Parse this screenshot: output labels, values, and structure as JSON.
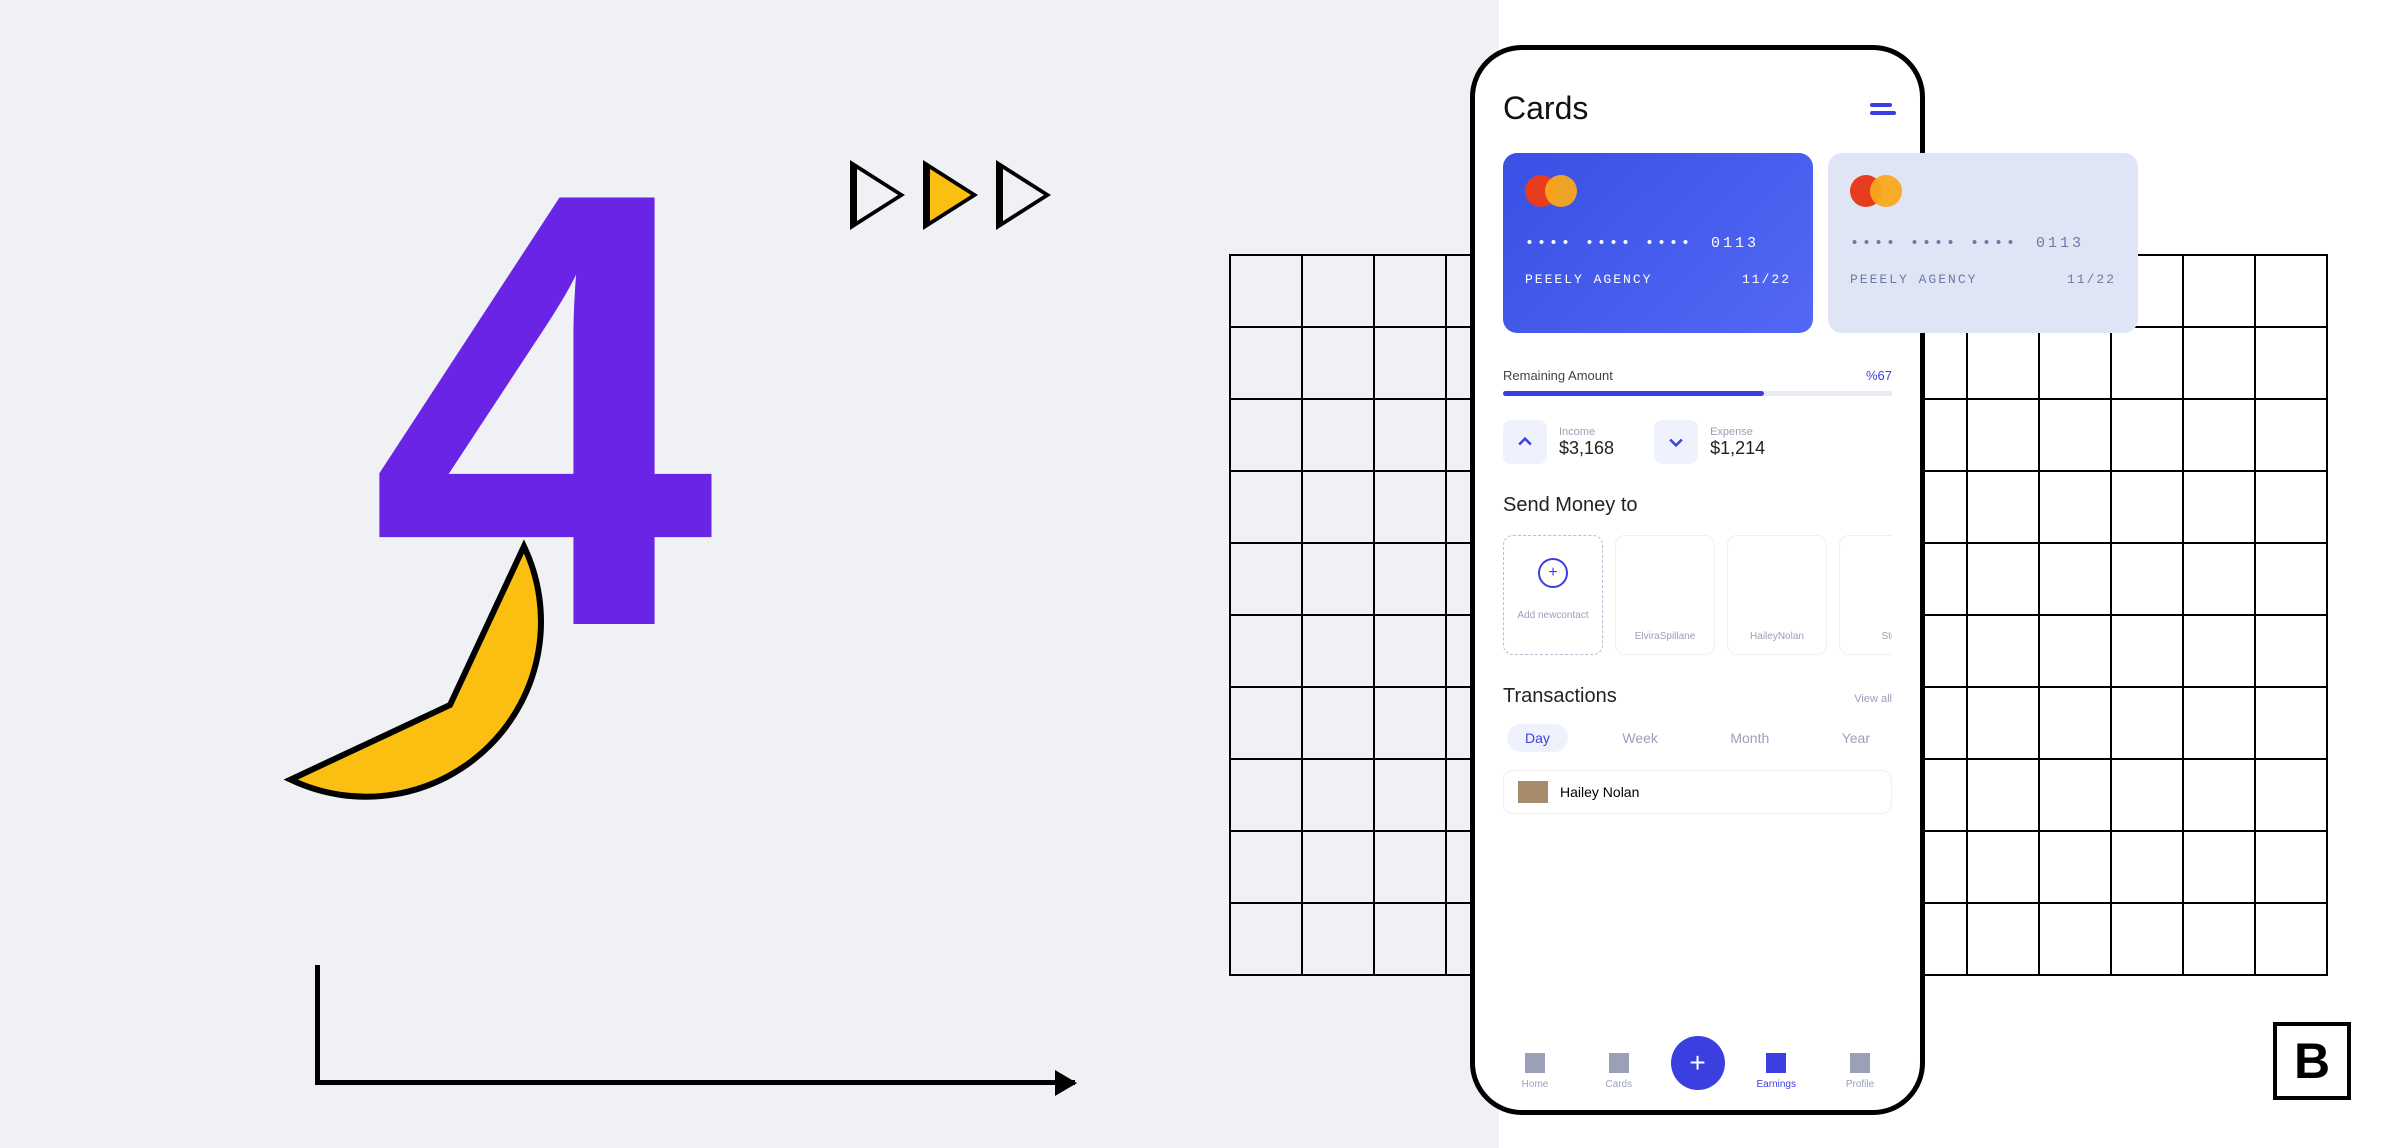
{
  "phone": {
    "title": "Cards",
    "cards": [
      {
        "masked": "•••• •••• ••••",
        "last4": "0113",
        "holder": "PEEELY AGENCY",
        "expiry": "11/22"
      },
      {
        "masked": "•••• •••• ••••",
        "last4": "0113",
        "holder": "PEEELY AGENCY",
        "expiry": "11/22"
      }
    ],
    "remaining": {
      "label": "Remaining Amount",
      "percent": "%67",
      "value": 67
    },
    "income": {
      "label": "Income",
      "value": "$3,168"
    },
    "expense": {
      "label": "Expense",
      "value": "$1,214"
    },
    "sendMoney": {
      "title": "Send Money to",
      "add": "Add newcontact",
      "contacts": [
        "ElviraSpillane",
        "HaileyNolan",
        "Ste"
      ]
    },
    "transactions": {
      "title": "Transactions",
      "viewAll": "View all",
      "tabs": [
        "Day",
        "Week",
        "Month",
        "Year"
      ],
      "activeTab": "Day",
      "items": [
        {
          "name": "Hailey Nolan"
        }
      ]
    },
    "nav": {
      "items": [
        "Home",
        "Cards",
        "Earnings",
        "Profile"
      ],
      "active": "Earnings"
    }
  },
  "logo": "B"
}
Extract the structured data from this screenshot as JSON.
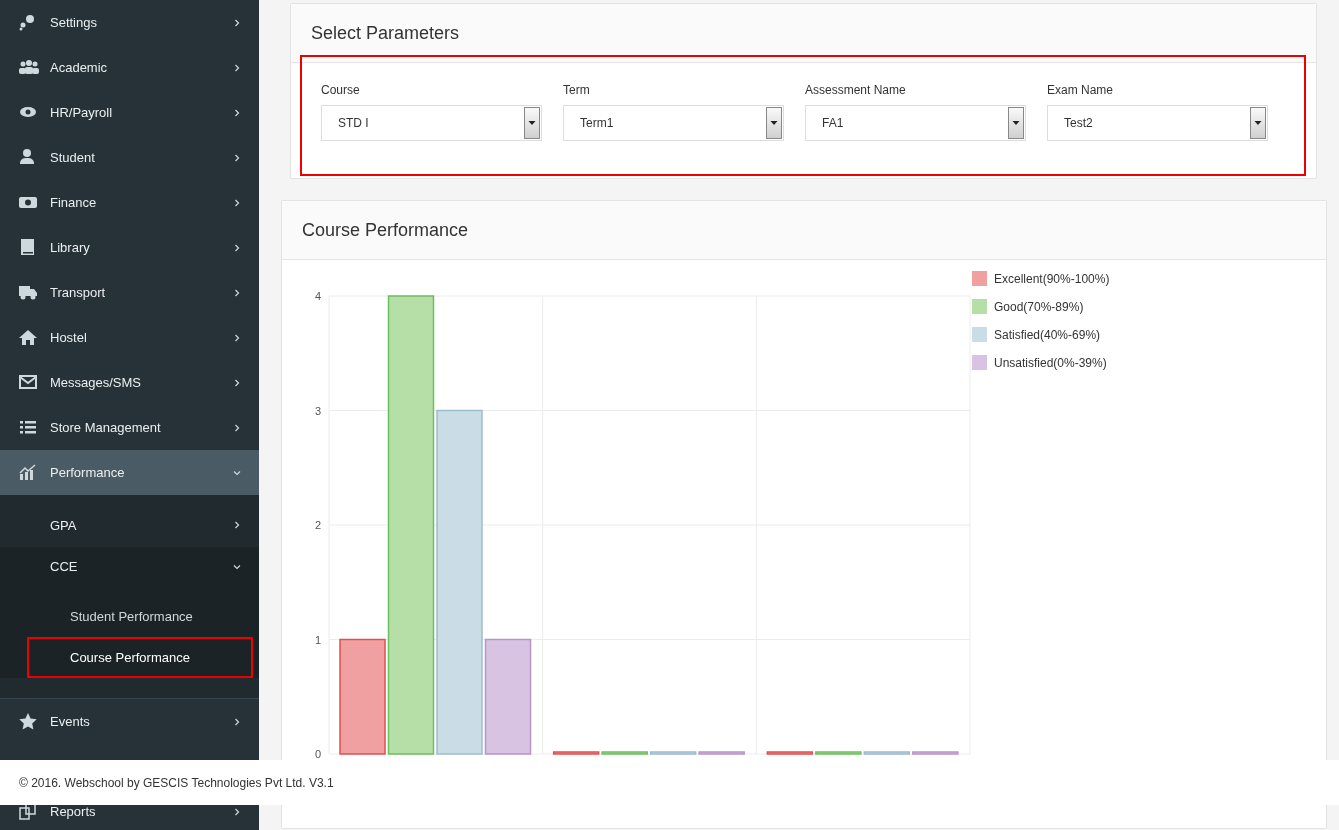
{
  "sidebar": {
    "items": [
      {
        "label": "Settings",
        "expanded": false,
        "selected": false
      },
      {
        "label": "Academic",
        "expanded": false,
        "selected": false
      },
      {
        "label": "HR/Payroll",
        "expanded": false,
        "selected": false
      },
      {
        "label": "Student",
        "expanded": false,
        "selected": false
      },
      {
        "label": "Finance",
        "expanded": false,
        "selected": false
      },
      {
        "label": "Library",
        "expanded": false,
        "selected": false
      },
      {
        "label": "Transport",
        "expanded": false,
        "selected": false
      },
      {
        "label": "Hostel",
        "expanded": false,
        "selected": false
      },
      {
        "label": "Messages/SMS",
        "expanded": false,
        "selected": false
      },
      {
        "label": "Store Management",
        "expanded": false,
        "selected": false
      },
      {
        "label": "Performance",
        "expanded": true,
        "selected": true,
        "children": [
          {
            "label": "GPA",
            "expanded": false,
            "selected": false
          },
          {
            "label": "CCE",
            "expanded": true,
            "selected": false,
            "children": [
              {
                "label": "Student Performance",
                "selected": false
              },
              {
                "label": "Course Performance",
                "selected": true
              }
            ]
          }
        ]
      },
      {
        "label": "Events",
        "expanded": false,
        "selected": false
      },
      {
        "label": "Reports",
        "expanded": false,
        "selected": false
      }
    ]
  },
  "parameters": {
    "title": "Select Parameters",
    "highlighted": true,
    "fields": [
      {
        "label": "Course",
        "value": "STD I"
      },
      {
        "label": "Term",
        "value": "Term1"
      },
      {
        "label": "Assessment Name",
        "value": "FA1"
      },
      {
        "label": "Exam Name",
        "value": "Test2"
      }
    ]
  },
  "performance": {
    "title": "Course Performance",
    "chart_data": {
      "type": "bar",
      "grid": true,
      "ylim": [
        0,
        4
      ],
      "yticks": [
        0,
        1,
        2,
        3,
        4
      ],
      "series": [
        {
          "name": "Excellent(90%-100%)",
          "color": "#f0a0a0",
          "values": [
            1,
            0,
            0
          ]
        },
        {
          "name": "Good(70%-89%)",
          "color": "#b6dfa8",
          "values": [
            4,
            0,
            0
          ]
        },
        {
          "name": "Satisfied(40%-69%)",
          "color": "#cadde7",
          "values": [
            3,
            0,
            0
          ]
        },
        {
          "name": "Unsatisfied(0%-39%)",
          "color": "#d9c3e2",
          "values": [
            1,
            0,
            0
          ]
        }
      ]
    }
  },
  "footer": "© 2016. Webschool by GESCIS Technologies Pvt Ltd. V3.1"
}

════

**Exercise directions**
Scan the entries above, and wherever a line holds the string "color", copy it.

**Answer space**
          "color": "#f0a0a0",
          "color": "#b6dfa8",
          "color": "#cadde7",
          "color": "#d9c3e2",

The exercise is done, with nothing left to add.